### Task item
Return the count of lines in the following records that include "primitive", and nothing more.

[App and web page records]
:::
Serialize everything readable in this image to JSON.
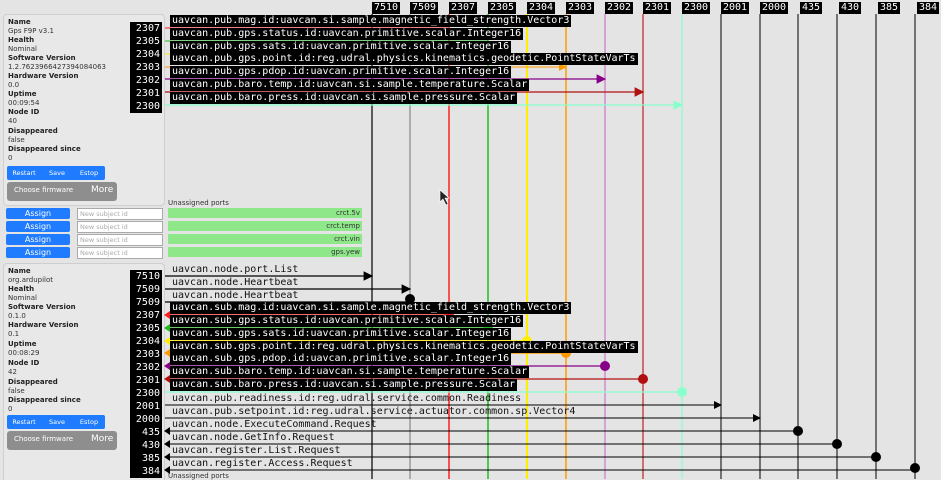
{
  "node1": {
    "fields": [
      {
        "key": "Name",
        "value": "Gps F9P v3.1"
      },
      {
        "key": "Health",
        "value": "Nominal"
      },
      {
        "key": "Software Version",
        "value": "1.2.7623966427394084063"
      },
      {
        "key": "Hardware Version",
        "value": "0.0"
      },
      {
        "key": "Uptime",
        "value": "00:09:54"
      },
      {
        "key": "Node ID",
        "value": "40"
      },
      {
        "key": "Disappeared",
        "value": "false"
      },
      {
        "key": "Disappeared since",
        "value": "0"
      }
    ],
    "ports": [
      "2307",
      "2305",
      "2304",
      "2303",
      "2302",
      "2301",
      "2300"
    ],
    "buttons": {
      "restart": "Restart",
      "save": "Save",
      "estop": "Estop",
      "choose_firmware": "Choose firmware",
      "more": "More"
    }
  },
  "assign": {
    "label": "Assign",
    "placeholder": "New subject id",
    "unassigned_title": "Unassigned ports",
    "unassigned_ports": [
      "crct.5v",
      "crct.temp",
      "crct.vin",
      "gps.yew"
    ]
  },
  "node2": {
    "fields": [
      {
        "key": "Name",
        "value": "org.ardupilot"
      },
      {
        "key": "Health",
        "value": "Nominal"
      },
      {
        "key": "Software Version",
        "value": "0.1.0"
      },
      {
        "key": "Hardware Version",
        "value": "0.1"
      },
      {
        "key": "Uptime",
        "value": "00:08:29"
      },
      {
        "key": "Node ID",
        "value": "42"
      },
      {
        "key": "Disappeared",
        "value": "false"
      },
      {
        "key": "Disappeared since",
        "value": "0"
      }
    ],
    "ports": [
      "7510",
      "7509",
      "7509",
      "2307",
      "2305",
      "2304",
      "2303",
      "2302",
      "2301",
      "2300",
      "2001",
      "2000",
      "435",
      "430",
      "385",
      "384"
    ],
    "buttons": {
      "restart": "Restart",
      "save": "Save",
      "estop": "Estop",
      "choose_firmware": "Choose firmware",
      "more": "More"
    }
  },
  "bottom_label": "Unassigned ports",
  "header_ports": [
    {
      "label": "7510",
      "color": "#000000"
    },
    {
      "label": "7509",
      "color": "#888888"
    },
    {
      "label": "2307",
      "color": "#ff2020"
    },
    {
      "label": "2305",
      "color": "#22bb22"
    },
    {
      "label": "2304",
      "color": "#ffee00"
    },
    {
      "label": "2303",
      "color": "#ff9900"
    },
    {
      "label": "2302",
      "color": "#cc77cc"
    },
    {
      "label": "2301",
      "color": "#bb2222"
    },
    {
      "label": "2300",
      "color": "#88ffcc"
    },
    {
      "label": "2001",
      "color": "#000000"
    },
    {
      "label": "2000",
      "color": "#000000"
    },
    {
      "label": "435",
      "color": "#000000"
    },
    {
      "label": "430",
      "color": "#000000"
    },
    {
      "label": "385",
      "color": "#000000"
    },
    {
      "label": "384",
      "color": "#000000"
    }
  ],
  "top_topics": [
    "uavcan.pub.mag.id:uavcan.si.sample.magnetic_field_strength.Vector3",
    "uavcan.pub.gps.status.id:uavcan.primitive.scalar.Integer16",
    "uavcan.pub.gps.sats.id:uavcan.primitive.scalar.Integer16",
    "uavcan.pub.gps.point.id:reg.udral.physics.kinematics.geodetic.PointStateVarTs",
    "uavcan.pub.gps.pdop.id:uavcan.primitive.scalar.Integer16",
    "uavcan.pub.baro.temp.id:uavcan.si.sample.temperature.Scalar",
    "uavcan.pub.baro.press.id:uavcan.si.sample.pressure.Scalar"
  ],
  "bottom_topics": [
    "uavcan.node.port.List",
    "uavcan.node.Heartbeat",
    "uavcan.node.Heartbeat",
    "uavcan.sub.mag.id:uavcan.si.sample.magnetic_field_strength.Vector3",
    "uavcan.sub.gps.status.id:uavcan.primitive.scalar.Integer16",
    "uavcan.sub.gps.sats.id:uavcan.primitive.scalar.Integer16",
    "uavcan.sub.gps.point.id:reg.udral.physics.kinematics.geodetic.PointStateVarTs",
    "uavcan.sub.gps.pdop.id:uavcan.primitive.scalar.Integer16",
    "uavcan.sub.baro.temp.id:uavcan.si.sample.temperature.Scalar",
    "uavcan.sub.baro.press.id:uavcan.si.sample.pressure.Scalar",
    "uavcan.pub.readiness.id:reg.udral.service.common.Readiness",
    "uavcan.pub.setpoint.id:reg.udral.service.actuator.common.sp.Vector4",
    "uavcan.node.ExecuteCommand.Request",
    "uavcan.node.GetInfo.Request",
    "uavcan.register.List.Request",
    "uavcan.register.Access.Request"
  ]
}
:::
### Worked solution
6